Mike Steel: University of Canterbury, NZ.

2005 3 women, 12 men (20%)

Walter FITCH, University of California at Irvine, USA.
Anne BERGERON, Université du Québec, Montréal, Canada.
David BRYANT, Mc Gill University, Montréal, Canada.
Nicolas GALTIER, CNRS-Université Montpellier II, France.
Ziheng YANG, University College London, UK.
Susan HOLMES, Stanford University, USA.
Mark PAGEL, University of Reading, UK.
David SANKOFF, Université de Montréal, Canada.
Li-San WANG, Austin University, USA.
Nadia EL-MABROUK, Université de Montréal.
Bernard MORET, University of New Mexico, USA.
Mike HENDY, Massey University, New-Zealand.
Richard DESPER, NCBI, USA.
Vincent MOULTON, The Linnaeus Centre for Bioinformatics, Uppsala University .
Mike STEEL, University of Canterbury, New-Zealand.

2003 4 women, 17 men (19%)
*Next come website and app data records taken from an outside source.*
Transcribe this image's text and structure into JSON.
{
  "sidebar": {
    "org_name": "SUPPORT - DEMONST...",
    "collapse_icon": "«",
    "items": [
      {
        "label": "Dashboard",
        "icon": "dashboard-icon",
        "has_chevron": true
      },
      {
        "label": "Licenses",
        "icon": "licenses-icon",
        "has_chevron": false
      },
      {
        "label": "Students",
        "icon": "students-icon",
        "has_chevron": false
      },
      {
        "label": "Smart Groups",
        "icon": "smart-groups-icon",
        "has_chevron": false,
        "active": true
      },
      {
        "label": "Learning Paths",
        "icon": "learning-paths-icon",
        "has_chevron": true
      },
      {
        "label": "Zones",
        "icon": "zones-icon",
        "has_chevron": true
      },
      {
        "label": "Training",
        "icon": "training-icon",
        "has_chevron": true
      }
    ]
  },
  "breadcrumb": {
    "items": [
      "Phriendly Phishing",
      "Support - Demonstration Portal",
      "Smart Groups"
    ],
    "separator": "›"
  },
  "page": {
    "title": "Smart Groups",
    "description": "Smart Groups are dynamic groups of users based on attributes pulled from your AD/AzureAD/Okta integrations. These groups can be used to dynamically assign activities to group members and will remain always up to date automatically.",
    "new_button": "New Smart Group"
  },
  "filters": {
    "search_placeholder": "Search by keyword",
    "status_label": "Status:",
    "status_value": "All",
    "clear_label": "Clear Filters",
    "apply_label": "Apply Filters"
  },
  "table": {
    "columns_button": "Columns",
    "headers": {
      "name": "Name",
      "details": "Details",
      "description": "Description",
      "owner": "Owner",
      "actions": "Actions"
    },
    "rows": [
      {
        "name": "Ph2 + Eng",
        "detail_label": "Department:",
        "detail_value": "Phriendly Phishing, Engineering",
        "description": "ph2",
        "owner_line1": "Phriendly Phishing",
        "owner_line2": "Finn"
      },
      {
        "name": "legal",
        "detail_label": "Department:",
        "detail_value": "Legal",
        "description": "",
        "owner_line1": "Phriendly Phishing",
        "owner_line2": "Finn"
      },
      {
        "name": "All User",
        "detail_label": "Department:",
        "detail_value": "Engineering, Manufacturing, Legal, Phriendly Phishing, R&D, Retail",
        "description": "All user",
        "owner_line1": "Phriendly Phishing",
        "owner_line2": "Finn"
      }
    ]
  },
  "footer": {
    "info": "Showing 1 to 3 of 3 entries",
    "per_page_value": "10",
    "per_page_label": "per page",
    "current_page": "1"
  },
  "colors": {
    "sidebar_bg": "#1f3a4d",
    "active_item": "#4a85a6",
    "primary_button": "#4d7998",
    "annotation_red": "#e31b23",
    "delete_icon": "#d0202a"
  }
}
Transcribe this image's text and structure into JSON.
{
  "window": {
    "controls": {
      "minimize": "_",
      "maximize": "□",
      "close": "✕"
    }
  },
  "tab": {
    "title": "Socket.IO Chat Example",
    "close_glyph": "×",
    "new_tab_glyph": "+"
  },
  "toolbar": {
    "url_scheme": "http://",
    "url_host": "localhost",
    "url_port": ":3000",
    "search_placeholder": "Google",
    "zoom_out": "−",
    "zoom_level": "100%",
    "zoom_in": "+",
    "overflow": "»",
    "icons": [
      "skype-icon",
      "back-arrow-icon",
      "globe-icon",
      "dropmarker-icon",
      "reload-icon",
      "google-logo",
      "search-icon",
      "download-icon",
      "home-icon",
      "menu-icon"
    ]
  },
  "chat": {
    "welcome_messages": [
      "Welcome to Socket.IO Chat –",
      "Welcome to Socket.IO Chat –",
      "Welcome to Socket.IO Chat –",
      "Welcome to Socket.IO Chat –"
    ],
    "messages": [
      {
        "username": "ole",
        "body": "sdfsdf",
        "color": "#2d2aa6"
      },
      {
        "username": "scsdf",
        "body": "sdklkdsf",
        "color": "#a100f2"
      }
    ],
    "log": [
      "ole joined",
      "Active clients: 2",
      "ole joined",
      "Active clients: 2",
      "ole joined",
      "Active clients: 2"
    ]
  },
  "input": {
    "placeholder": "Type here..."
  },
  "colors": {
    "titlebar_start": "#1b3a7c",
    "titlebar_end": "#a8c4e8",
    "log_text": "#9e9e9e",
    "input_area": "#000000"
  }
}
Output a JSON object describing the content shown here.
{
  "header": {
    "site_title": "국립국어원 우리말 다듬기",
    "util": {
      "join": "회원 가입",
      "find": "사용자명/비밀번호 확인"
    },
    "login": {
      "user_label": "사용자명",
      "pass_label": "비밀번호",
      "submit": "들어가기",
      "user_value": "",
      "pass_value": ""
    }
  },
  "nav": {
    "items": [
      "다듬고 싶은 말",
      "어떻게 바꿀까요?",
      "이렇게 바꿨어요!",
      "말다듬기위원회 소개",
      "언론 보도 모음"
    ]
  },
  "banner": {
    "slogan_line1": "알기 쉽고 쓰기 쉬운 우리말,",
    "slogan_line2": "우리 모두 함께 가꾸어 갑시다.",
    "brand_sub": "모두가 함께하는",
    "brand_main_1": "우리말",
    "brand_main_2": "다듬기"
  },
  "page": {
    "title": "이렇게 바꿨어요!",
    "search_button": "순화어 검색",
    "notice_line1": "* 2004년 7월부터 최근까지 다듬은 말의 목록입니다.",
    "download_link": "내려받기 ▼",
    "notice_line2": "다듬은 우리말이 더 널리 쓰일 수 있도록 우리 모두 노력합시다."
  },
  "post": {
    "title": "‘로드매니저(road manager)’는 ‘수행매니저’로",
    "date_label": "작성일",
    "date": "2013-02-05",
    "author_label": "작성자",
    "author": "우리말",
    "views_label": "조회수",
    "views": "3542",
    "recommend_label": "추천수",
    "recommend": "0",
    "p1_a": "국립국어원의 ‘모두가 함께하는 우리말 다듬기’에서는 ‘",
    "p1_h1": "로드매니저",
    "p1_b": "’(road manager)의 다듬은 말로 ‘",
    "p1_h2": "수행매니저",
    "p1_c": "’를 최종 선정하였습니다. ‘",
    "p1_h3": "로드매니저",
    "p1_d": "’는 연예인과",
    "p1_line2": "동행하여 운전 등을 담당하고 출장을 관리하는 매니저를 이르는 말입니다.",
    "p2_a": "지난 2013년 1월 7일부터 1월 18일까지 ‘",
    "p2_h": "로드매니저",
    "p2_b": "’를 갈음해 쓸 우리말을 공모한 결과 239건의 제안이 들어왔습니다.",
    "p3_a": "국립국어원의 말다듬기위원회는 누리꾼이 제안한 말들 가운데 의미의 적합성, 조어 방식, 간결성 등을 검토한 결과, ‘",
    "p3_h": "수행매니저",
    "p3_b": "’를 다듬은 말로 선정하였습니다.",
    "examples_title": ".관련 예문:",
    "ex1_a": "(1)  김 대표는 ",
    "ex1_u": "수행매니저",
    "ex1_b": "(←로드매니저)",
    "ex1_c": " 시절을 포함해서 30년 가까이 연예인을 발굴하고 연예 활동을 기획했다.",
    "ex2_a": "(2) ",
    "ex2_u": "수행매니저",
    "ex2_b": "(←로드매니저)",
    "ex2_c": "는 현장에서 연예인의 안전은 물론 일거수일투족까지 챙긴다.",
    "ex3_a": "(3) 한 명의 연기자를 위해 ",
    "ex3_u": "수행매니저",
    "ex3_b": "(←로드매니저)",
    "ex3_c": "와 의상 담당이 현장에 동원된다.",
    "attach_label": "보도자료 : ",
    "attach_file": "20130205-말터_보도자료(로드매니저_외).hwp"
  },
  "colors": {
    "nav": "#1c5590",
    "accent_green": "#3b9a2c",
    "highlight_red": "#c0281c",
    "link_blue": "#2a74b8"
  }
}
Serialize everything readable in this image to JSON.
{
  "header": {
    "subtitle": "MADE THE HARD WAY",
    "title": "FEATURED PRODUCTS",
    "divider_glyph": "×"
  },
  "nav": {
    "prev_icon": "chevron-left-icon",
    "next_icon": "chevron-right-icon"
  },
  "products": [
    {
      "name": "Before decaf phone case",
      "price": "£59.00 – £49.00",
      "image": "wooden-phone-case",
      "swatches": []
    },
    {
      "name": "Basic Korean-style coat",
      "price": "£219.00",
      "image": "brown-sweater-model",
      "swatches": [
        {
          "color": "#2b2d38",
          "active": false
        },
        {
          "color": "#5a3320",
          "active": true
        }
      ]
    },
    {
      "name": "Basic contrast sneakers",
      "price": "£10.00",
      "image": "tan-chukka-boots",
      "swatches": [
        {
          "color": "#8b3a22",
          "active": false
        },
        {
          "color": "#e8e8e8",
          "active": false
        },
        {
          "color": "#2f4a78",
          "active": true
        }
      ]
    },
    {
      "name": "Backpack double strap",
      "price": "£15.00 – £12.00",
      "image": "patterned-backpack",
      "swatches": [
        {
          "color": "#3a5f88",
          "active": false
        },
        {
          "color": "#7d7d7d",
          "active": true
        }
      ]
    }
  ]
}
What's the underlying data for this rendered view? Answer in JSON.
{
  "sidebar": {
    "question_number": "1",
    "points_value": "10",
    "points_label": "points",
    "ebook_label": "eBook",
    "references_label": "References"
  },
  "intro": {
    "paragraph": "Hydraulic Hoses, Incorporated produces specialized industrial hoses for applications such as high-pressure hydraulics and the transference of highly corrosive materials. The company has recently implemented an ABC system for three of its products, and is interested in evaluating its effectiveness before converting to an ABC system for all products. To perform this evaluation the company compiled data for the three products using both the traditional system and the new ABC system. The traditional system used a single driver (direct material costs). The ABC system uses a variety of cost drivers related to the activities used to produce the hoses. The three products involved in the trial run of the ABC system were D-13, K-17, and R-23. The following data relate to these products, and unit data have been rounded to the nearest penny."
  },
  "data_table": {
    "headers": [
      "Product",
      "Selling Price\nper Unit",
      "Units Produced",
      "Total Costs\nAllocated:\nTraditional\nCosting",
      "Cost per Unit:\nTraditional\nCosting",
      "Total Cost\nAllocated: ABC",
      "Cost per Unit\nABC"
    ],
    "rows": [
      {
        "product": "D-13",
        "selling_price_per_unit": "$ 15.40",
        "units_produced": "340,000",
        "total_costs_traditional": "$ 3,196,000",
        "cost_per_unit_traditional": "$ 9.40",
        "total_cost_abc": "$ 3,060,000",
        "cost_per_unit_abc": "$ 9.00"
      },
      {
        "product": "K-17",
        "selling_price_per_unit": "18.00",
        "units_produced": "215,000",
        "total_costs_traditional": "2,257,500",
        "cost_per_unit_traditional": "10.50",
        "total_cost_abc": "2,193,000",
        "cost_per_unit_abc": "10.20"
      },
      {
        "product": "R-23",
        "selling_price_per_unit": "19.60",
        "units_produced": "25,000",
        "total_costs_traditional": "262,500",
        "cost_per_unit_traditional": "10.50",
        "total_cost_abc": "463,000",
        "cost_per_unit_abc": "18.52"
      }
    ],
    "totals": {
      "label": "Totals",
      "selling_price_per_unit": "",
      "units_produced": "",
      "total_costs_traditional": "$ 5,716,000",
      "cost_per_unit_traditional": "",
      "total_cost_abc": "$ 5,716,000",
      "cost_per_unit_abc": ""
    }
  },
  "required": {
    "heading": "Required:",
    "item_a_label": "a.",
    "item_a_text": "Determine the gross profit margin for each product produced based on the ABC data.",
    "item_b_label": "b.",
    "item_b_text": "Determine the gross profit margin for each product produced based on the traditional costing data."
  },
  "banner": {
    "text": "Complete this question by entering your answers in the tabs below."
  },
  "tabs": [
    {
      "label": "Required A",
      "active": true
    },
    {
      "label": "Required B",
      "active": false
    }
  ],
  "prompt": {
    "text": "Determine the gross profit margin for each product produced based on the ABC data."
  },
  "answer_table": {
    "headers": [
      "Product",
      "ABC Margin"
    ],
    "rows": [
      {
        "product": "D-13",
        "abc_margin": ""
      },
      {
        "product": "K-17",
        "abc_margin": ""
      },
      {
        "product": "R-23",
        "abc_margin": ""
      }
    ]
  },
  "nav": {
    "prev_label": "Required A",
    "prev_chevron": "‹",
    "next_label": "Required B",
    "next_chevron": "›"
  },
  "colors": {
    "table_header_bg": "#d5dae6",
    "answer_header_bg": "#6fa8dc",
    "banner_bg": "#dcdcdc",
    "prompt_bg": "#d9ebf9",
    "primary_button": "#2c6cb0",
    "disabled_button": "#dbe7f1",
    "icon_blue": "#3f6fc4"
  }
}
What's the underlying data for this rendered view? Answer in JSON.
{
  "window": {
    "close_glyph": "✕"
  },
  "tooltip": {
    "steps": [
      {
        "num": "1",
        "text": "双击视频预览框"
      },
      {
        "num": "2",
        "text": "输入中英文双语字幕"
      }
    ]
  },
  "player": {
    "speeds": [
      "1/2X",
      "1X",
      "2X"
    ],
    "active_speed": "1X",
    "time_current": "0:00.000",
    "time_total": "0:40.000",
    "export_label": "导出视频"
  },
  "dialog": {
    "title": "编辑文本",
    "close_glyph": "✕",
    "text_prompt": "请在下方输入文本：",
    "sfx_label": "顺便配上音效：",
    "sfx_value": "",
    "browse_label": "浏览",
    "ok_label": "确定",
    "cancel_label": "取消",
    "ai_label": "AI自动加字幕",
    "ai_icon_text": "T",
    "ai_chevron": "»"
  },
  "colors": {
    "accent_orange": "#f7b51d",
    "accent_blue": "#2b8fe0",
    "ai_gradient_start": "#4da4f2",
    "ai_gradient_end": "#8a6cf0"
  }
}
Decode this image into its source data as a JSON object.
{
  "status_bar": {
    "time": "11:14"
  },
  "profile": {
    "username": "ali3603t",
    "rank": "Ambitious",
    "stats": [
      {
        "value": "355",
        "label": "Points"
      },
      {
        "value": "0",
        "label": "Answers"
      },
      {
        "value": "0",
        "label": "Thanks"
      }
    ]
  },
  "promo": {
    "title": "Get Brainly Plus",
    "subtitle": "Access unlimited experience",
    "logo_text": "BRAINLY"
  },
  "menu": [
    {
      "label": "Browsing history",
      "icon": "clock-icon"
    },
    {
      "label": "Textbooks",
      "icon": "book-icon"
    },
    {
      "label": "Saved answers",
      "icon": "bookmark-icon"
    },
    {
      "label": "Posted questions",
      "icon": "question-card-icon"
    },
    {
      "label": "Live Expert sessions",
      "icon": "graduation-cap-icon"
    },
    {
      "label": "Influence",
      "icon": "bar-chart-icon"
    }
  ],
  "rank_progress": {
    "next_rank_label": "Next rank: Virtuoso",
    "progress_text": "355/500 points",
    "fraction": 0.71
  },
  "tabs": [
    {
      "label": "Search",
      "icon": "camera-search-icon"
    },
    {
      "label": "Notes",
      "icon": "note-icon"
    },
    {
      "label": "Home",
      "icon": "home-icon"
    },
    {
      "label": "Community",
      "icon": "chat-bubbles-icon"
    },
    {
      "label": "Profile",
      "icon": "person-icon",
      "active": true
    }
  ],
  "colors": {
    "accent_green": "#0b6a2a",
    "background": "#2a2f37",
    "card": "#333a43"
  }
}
Hugues Roest Crollius, Ecole Normale Supérieure de Paris
Laurent Excoffier, University of Bern
Allen Rodrigo, University of Auckland
Joe Felsenstein, University of Washington
Rose Hoberman, Carnegie Mellon University
Matthew Spencer, Dalhousie University
Nicolas Salamin, University of Washington
Elizabeth Allman, University of Southern Maine
Vincent Daubin, Université de Lyon
Mike Steel, University of Christchurch
Carolin Kosiol, European Bioinformatics Institute
Vivek Gowri-Shankar, University of Manchester
Emmanuel Douzery, Université de Montpellier
Arne Mooers, Simon Fraser University
Bret Larget, University of Wisconsin
Dan Gusfield, University of California Davis
Cecile Ané, University of Wisconsin
Michaël Blum, Centre Nationale de la Recherche Scientifique, Grenoble
Eric Bapteste, Dalhousie University
Charles Semple, University of Christchurch
Daniel Huson, University of Tuebingen